What is needed: Copy the whole listing below exactly.

Information supplied:
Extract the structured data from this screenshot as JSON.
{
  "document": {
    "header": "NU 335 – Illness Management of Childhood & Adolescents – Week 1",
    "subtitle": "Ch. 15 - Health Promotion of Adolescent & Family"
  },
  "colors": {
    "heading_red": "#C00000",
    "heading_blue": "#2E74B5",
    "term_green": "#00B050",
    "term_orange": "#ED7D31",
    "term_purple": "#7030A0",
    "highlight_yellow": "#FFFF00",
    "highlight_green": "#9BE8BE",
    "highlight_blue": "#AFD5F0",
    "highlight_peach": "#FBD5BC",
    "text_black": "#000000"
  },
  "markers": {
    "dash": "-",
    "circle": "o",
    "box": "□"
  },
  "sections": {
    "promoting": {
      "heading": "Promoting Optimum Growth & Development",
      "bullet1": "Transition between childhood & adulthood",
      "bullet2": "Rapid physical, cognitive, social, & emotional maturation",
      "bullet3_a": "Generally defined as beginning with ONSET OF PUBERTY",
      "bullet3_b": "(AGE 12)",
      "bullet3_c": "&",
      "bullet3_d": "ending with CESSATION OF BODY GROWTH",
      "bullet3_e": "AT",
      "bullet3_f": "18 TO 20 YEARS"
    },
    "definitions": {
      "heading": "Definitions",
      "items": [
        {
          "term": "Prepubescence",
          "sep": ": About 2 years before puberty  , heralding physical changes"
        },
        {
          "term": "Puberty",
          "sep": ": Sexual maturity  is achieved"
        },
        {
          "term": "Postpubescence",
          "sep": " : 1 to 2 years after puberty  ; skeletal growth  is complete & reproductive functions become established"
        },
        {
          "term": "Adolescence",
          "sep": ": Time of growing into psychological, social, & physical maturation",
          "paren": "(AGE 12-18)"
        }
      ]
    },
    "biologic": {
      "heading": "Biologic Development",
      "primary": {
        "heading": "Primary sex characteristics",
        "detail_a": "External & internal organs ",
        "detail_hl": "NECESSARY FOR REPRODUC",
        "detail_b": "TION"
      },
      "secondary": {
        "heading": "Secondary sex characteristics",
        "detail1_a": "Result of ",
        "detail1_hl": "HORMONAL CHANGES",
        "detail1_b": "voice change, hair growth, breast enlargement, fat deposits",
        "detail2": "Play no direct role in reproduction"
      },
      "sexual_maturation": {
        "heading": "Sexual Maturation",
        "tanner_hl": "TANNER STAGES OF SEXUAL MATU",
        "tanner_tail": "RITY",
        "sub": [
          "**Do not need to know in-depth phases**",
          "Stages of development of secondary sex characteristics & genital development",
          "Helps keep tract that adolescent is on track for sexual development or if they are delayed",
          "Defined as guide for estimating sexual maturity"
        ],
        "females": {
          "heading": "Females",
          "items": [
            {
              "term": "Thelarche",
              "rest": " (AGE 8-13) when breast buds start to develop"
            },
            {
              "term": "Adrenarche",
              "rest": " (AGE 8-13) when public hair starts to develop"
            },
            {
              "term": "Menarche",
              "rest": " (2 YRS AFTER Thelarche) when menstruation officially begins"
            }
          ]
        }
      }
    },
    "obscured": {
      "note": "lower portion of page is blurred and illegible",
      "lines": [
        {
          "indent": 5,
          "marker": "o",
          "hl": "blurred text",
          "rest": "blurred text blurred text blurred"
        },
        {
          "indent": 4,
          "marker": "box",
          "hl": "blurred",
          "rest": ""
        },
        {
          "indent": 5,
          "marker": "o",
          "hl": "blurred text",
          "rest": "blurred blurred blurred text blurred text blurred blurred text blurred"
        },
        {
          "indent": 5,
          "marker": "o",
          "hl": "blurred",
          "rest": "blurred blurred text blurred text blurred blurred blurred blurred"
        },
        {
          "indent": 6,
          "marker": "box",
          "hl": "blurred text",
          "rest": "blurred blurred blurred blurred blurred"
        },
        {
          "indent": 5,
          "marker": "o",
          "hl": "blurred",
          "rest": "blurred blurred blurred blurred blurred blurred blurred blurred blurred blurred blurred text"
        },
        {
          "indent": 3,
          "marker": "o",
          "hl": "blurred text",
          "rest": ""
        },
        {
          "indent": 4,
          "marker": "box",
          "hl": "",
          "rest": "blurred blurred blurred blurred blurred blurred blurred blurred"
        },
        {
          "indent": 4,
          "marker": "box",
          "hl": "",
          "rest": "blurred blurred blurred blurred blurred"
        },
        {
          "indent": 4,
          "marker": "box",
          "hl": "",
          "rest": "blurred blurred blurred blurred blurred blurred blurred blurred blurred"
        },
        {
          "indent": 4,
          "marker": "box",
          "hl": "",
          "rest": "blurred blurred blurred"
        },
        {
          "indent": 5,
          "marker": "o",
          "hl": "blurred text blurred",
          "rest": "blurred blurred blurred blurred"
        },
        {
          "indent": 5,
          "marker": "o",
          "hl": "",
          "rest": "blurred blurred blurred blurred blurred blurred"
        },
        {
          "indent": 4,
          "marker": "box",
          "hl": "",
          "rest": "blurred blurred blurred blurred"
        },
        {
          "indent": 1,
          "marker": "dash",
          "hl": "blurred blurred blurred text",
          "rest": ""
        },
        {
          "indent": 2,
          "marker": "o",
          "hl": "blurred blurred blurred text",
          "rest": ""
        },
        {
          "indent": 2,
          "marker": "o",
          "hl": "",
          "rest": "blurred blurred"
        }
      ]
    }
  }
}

Solution to this exercise:
Extract the structured data from this screenshot as JSON.
{
  "document": {
    "header": "NU 335 – Illness Management of Childhood & Adolescents – Week 1",
    "subtitle": "Ch. 15 - Health Promotion of Adolescent & Family"
  },
  "colors": {
    "heading_red": "#C00000",
    "heading_blue": "#2E74B5",
    "term_green": "#00B050",
    "term_orange": "#ED7D31",
    "term_purple": "#7030A0",
    "highlight_yellow": "#FFFF00",
    "highlight_green": "#9BE8BE",
    "highlight_blue": "#AFD5F0",
    "highlight_peach": "#FBD5BC",
    "text_black": "#000000"
  },
  "markers": {
    "dash": "-",
    "circle": "o",
    "box": "□"
  },
  "sections": {
    "promoting": {
      "heading": "Promoting Optimum Growth & Development",
      "bullet1": "Transition between childhood & adulthood",
      "bullet2": "Rapid physical, cognitive, social, & emotional maturation",
      "bullet3_a": "Generally defined as beginning with ONSET OF PUBERTY",
      "bullet3_b": "(AGE 12)",
      "bullet3_c": "&",
      "bullet3_d": "ending with CESSATION OF BODY GROWTH",
      "bullet3_e": "AT",
      "bullet3_f": "18 TO 20 YEARS"
    },
    "definitions": {
      "heading": "Definitions",
      "items": [
        {
          "term": "Prepubescence",
          "sep": ": About 2 years before puberty  , heralding physical changes"
        },
        {
          "term": "Puberty",
          "sep": ": Sexual maturity  is achieved"
        },
        {
          "term": "Postpubescence",
          "sep": " : 1 to 2 years after puberty  ; skeletal growth  is complete & reproductive functions become established"
        },
        {
          "term": "Adolescence",
          "sep": ": Time of growing into psychological, social, & physical maturation",
          "paren": "(AGE 12-18)"
        }
      ]
    },
    "biologic": {
      "heading": "Biologic Development",
      "primary": {
        "heading": "Primary sex characteristics",
        "detail_a": "External & internal organs ",
        "detail_hl": "NECESSARY FOR REPRODUC",
        "detail_b": "TION"
      },
      "secondary": {
        "heading": "Secondary sex characteristics",
        "detail1_a": "Result of ",
        "detail1_hl": "HORMONAL CHANGES",
        "detail1_b": "voice change, hair growth, breast enlargement, fat deposits",
        "detail2": "Play no direct role in reproduction"
      },
      "sexual_maturation": {
        "heading": "Sexual Maturation",
        "tanner_hl": "TANNER STAGES OF SEXUAL MATU",
        "tanner_tail": "RITY",
        "sub": [
          "**Do not need to know in-depth phases**",
          "Stages of development of secondary sex characteristics & genital development",
          "Helps keep tract that adolescent is on track for sexual development or if they are delayed",
          "Defined as guide for estimating sexual maturity"
        ],
        "females": {
          "heading": "Females",
          "items": [
            {
              "term": "Thelarche",
              "rest": " (AGE 8-13) when breast buds start to develop"
            },
            {
              "term": "Adrenarche",
              "rest": " (AGE 8-13) when public hair starts to develop"
            },
            {
              "term": "Menarche",
              "rest": " (2 YRS AFTER Thelarche) when menstruation officially begins"
            }
          ]
        }
      }
    },
    "obscured": {
      "note": "lower portion of page is blurred and illegible",
      "lines": [
        {
          "indent": 5,
          "marker": "o",
          "hl": "blurred text",
          "rest": "blurred text blurred text blurred"
        },
        {
          "indent": 4,
          "marker": "box",
          "hl": "blurred",
          "rest": ""
        },
        {
          "indent": 5,
          "marker": "o",
          "hl": "blurred text",
          "rest": "blurred blurred blurred text blurred text blurred blurred text blurred"
        },
        {
          "indent": 5,
          "marker": "o",
          "hl": "blurred",
          "rest": "blurred blurred text blurred text blurred blurred blurred blurred"
        },
        {
          "indent": 6,
          "marker": "box",
          "hl": "blurred text",
          "rest": "blurred blurred blurred blurred blurred"
        },
        {
          "indent": 5,
          "marker": "o",
          "hl": "blurred",
          "rest": "blurred blurred blurred blurred blurred blurred blurred blurred blurred blurred blurred text"
        },
        {
          "indent": 3,
          "marker": "o",
          "hl": "blurred text",
          "rest": ""
        },
        {
          "indent": 4,
          "marker": "box",
          "hl": "",
          "rest": "blurred blurred blurred blurred blurred blurred blurred blurred"
        },
        {
          "indent": 4,
          "marker": "box",
          "hl": "",
          "rest": "blurred blurred blurred blurred blurred"
        },
        {
          "indent": 4,
          "marker": "box",
          "hl": "",
          "rest": "blurred blurred blurred blurred blurred blurred blurred blurred blurred"
        },
        {
          "indent": 4,
          "marker": "box",
          "hl": "",
          "rest": "blurred blurred blurred"
        },
        {
          "indent": 5,
          "marker": "o",
          "hl": "blurred text blurred",
          "rest": "blurred blurred blurred blurred"
        },
        {
          "indent": 5,
          "marker": "o",
          "hl": "",
          "rest": "blurred blurred blurred blurred blurred blurred"
        },
        {
          "indent": 4,
          "marker": "box",
          "hl": "",
          "rest": "blurred blurred blurred blurred"
        },
        {
          "indent": 1,
          "marker": "dash",
          "hl": "blurred blurred blurred text",
          "rest": ""
        },
        {
          "indent": 2,
          "marker": "o",
          "hl": "blurred blurred blurred text",
          "rest": ""
        },
        {
          "indent": 2,
          "marker": "o",
          "hl": "",
          "rest": "blurred blurred"
        }
      ]
    }
  }
}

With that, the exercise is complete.